EXERCISE DESCRIPTION: Whatever the records below hold, copy it all out exactly.

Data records
=== Section Start ===

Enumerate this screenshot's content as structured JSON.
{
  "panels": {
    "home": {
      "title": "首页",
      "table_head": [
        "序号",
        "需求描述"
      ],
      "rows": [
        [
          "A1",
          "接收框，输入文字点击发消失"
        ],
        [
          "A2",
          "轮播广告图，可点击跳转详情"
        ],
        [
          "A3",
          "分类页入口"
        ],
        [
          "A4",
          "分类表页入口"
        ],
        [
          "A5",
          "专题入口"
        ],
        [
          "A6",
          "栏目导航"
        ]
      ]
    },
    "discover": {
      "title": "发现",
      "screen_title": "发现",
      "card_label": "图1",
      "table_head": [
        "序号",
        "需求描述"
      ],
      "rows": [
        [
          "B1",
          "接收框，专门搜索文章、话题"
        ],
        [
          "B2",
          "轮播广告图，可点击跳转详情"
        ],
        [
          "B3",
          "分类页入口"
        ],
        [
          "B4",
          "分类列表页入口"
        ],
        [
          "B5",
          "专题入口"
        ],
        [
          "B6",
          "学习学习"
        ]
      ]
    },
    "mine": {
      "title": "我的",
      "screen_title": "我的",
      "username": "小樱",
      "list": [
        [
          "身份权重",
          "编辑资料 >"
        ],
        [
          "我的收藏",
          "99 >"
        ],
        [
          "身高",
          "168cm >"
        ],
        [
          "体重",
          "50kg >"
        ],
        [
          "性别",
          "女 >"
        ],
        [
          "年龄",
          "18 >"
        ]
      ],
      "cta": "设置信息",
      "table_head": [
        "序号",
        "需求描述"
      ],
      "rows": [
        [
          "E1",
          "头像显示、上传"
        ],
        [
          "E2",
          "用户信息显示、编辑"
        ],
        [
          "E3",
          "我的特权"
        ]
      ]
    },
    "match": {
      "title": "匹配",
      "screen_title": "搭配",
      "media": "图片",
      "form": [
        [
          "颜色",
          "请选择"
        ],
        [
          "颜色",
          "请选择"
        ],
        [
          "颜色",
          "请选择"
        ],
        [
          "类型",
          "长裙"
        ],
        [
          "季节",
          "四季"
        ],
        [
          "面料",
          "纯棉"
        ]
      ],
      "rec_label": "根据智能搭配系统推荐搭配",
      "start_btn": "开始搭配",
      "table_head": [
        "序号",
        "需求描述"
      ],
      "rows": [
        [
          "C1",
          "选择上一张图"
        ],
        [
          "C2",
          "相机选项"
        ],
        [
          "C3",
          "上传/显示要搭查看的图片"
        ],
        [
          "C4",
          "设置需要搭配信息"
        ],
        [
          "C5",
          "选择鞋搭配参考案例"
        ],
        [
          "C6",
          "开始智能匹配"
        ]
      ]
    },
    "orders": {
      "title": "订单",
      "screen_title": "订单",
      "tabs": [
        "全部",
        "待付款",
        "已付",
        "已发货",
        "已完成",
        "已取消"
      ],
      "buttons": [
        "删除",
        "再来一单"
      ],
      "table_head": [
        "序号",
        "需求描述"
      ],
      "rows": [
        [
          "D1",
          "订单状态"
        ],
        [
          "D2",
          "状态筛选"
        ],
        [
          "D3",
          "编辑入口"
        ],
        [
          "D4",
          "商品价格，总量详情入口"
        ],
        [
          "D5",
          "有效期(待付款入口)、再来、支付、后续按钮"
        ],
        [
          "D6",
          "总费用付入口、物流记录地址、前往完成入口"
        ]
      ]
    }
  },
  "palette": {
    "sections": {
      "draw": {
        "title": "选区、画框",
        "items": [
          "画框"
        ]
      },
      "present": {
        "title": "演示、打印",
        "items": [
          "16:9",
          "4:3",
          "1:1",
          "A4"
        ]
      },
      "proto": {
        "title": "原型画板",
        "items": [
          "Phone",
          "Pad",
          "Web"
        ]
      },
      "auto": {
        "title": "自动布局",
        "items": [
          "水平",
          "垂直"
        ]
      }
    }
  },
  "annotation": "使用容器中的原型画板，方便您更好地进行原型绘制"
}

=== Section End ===

TASK SOLUTION:
Enumerate this screenshot's content as structured JSON.
{
  "panels": {
    "home": {
      "title": "首页",
      "table_head": [
        "序号",
        "需求描述"
      ],
      "rows": [
        [
          "A1",
          "接收框，输入文字点击发消失"
        ],
        [
          "A2",
          "轮播广告图，可点击跳转详情"
        ],
        [
          "A3",
          "分类页入口"
        ],
        [
          "A4",
          "分类表页入口"
        ],
        [
          "A5",
          "专题入口"
        ],
        [
          "A6",
          "栏目导航"
        ]
      ]
    },
    "discover": {
      "title": "发现",
      "screen_title": "发现",
      "card_label": "图1",
      "table_head": [
        "序号",
        "需求描述"
      ],
      "rows": [
        [
          "B1",
          "接收框，专门搜索文章、话题"
        ],
        [
          "B2",
          "轮播广告图，可点击跳转详情"
        ],
        [
          "B3",
          "分类页入口"
        ],
        [
          "B4",
          "分类列表页入口"
        ],
        [
          "B5",
          "专题入口"
        ],
        [
          "B6",
          "学习学习"
        ]
      ]
    },
    "mine": {
      "title": "我的",
      "screen_title": "我的",
      "username": "小樱",
      "list": [
        [
          "身份权重",
          "编辑资料 >"
        ],
        [
          "我的收藏",
          "99 >"
        ],
        [
          "身高",
          "168cm >"
        ],
        [
          "体重",
          "50kg >"
        ],
        [
          "性别",
          "女 >"
        ],
        [
          "年龄",
          "18 >"
        ]
      ],
      "cta": "设置信息",
      "table_head": [
        "序号",
        "需求描述"
      ],
      "rows": [
        [
          "E1",
          "头像显示、上传"
        ],
        [
          "E2",
          "用户信息显示、编辑"
        ],
        [
          "E3",
          "我的特权"
        ]
      ]
    },
    "match": {
      "title": "匹配",
      "screen_title": "搭配",
      "media": "图片",
      "form": [
        [
          "颜色",
          "请选择"
        ],
        [
          "颜色",
          "请选择"
        ],
        [
          "颜色",
          "请选择"
        ],
        [
          "类型",
          "长裙"
        ],
        [
          "季节",
          "四季"
        ],
        [
          "面料",
          "纯棉"
        ]
      ],
      "rec_label": "根据智能搭配系统推荐搭配",
      "start_btn": "开始搭配",
      "table_head": [
        "序号",
        "需求描述"
      ],
      "rows": [
        [
          "C1",
          "选择上一张图"
        ],
        [
          "C2",
          "相机选项"
        ],
        [
          "C3",
          "上传/显示要搭查看的图片"
        ],
        [
          "C4",
          "设置需要搭配信息"
        ],
        [
          "C5",
          "选择鞋搭配参考案例"
        ],
        [
          "C6",
          "开始智能匹配"
        ]
      ]
    },
    "orders": {
      "title": "订单",
      "screen_title": "订单",
      "tabs": [
        "全部",
        "待付款",
        "已付",
        "已发货",
        "已完成",
        "已取消"
      ],
      "buttons": [
        "删除",
        "再来一单"
      ],
      "table_head": [
        "序号",
        "需求描述"
      ],
      "rows": [
        [
          "D1",
          "订单状态"
        ],
        [
          "D2",
          "状态筛选"
        ],
        [
          "D3",
          "编辑入口"
        ],
        [
          "D4",
          "商品价格，总量详情入口"
        ],
        [
          "D5",
          "有效期(待付款入口)、再来、支付、后续按钮"
        ],
        [
          "D6",
          "总费用付入口、物流记录地址、前往完成入口"
        ]
      ]
    }
  },
  "palette": {
    "sections": {
      "draw": {
        "title": "选区、画框",
        "items": [
          "画框"
        ]
      },
      "present": {
        "title": "演示、打印",
        "items": [
          "16:9",
          "4:3",
          "1:1",
          "A4"
        ]
      },
      "proto": {
        "title": "原型画板",
        "items": [
          "Phone",
          "Pad",
          "Web"
        ]
      },
      "auto": {
        "title": "自动布局",
        "items": [
          "水平",
          "垂直"
        ]
      }
    }
  },
  "annotation": "使用容器中的原型画板，方便您更好地进行原型绘制"
}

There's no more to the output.